**PROMPT:** After reading the data below, copy out every line that contains the word "Prodi".

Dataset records
- Opening Delimiter -

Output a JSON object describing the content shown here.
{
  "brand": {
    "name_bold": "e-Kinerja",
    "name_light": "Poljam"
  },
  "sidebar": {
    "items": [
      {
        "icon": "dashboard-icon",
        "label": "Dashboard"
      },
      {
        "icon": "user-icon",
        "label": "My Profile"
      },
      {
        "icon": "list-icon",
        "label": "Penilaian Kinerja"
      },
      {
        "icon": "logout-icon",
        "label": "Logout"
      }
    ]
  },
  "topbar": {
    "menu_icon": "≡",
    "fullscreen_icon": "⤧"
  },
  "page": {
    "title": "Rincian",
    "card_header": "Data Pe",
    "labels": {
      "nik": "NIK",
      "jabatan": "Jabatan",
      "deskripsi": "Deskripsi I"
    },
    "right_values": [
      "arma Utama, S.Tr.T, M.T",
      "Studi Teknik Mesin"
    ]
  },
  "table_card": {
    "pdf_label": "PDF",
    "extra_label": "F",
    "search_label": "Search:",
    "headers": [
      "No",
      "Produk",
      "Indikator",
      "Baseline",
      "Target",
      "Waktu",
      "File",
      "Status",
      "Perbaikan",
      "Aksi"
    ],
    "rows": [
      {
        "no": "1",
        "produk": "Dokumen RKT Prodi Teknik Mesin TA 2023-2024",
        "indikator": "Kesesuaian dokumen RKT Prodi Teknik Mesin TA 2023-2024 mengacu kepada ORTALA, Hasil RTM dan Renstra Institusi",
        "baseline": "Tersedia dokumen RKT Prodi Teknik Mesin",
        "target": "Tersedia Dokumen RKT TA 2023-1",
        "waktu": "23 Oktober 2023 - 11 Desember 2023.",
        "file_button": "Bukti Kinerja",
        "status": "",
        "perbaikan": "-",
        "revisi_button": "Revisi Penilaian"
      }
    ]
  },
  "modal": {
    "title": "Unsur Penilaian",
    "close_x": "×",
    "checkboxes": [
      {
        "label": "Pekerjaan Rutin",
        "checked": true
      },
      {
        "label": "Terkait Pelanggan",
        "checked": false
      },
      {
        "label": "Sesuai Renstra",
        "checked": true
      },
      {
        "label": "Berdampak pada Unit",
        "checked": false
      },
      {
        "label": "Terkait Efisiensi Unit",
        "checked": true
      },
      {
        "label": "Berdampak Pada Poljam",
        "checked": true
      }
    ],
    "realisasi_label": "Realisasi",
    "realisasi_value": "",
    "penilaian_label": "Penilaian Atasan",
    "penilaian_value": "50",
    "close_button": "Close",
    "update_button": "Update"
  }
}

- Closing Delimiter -

**RESULT FOR THIS EXERCISE:**
        "produk": "Dokumen RKT Prodi Teknik Mesin TA 2023-2024",
        "indikator": "Kesesuaian dokumen RKT Prodi Teknik Mesin TA 2023-2024 mengacu kepada ORTALA, Hasil RTM dan Renstra Institusi",
        "baseline": "Tersedia dokumen RKT Prodi Teknik Mesin",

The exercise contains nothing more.